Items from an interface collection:
========================================

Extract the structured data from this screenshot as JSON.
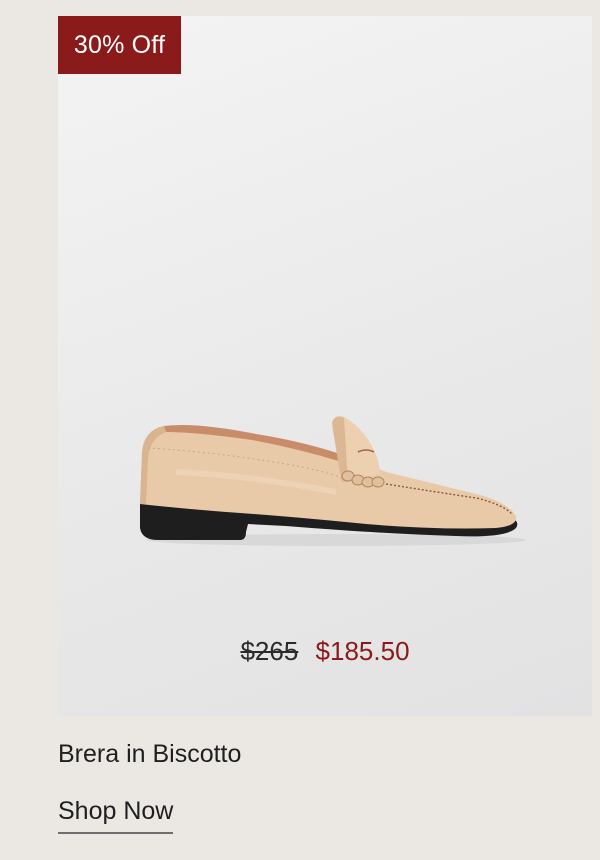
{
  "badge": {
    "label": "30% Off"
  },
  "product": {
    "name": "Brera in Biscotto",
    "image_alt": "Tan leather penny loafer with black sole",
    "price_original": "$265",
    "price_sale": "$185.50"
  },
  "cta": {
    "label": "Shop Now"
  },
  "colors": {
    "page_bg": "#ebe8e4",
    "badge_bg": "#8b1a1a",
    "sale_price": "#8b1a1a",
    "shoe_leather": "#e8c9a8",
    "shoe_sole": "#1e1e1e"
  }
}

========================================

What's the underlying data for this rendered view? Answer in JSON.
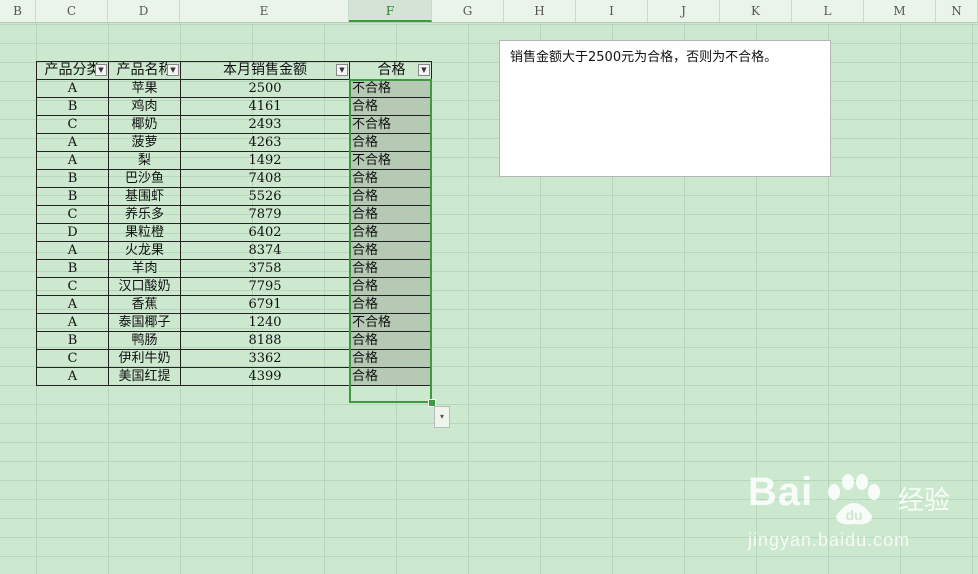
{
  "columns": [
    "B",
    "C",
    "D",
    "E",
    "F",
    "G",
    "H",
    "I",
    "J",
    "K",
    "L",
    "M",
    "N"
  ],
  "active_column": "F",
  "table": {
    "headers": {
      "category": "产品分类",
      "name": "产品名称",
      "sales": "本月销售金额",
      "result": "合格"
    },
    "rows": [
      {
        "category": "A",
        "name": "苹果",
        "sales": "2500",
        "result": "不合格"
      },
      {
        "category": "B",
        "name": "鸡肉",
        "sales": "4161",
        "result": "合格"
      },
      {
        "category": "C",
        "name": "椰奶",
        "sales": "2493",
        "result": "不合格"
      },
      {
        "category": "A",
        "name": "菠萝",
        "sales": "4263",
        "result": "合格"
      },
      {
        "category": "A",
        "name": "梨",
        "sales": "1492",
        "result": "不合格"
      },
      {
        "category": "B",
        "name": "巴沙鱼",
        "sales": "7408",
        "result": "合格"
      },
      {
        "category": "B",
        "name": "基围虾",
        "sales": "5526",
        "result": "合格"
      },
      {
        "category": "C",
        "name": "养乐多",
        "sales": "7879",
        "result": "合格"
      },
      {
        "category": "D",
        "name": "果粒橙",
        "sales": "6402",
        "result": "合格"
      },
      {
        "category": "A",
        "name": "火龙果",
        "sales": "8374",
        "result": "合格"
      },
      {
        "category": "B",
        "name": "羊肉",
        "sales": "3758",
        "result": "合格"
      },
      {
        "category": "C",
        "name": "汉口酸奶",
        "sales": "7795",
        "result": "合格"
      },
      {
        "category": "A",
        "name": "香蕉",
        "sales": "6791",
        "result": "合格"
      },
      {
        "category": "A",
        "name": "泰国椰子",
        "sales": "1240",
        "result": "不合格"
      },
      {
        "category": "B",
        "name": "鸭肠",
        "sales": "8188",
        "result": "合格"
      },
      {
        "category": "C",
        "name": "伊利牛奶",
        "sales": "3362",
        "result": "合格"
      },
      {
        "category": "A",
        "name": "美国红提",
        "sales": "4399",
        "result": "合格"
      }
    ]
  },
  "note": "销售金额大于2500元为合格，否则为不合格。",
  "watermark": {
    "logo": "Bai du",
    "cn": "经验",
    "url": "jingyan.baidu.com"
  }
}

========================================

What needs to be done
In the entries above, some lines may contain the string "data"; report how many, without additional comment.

Reply to the exercise
2